Facebook has had its share of scandals in the last couple of years—the last few months being the most difficult for the social media giant. Regardless, Mark Zuckerberg wants to assert his authority on his three major apps including WhatsApp, Instagram, and Messenger. If doing this is what is required to improve Facebook’s rating in the eyes of critics, then maybe it is worth the effort. According to The New York Times, Facebook is working to interconnect its trio of app of Messenger, WhatsApp, and Instagram.
The plan according to the report, is to allow for cross-messaging between all three. Each service is expected to remain as a standalone app, while the underlying infrastructure will be rebuilt. The end result is so that users might use only one of Facebook’s properties to communicate with others within the same ecosystem. Just like in WhatsApp, all three apps will support end-to-end encryption.
Citing people familiar with the story, The New York Times reports that the essence is to allow cross-messaging between all three apps. Besides getting its users engaged on all three platforms, it is difficult to see past Facebook’s plan to boost its revenue through merging all three apps.

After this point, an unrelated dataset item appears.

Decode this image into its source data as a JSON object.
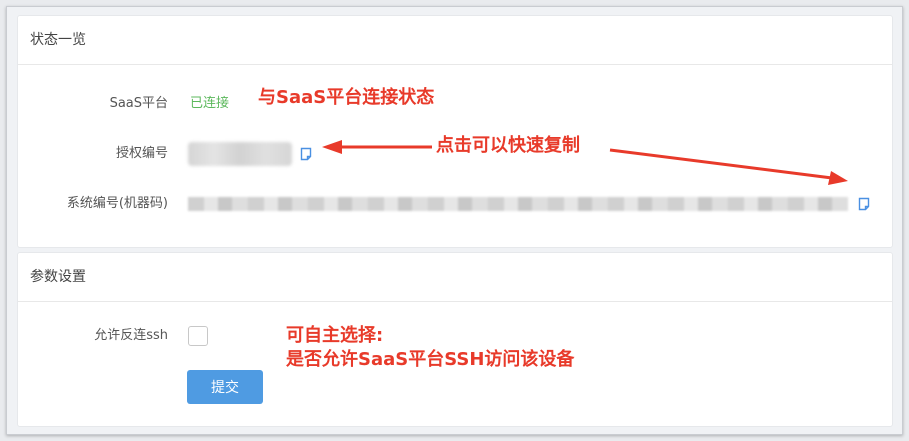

“We want to build the best messaging experiences we can; and people want messaging to be fast, simple, reliable and private,” a Facebook spokesperson said in a statement. “We’re working on making more of our messaging products end-to-end encrypted and considering ways to make it easier to reach friends and family across networks.”
The worry for me is, how Facebook handles the issue of privacy as it is almost certain that data will be shared among all three of them. How do I engage other users across all three apps without exposing my phone number, personal data, and other vital information? That is the big question begging for answers—and hopefully it does not become a big issue later.
“As you would expect, there is a lot of discussion and debate as we begin the long process of figuring out all the details of how this will work,” Facebook said in a statement per The New York Times.
Concerns would be raised, and how Facebook deals with them would be of great interest to privacy watchdogs and other interested parties.
Facebook rolled out the new look Messenger, which lays to rest months of speculation surrounding the messaging app. Recalled that Facebook announced that it was working on a new design for the messaging app during last year’s F8 developer conference. The app has been listed on both the App Store and the Google Play Store.
The update shows that Facebook Messenger is now spotting a new interface, and is confirmed to be available across iOS and Android operating systems. That said, it could take a couple of days before the update becomes widely available to every user, the company said in a tweet.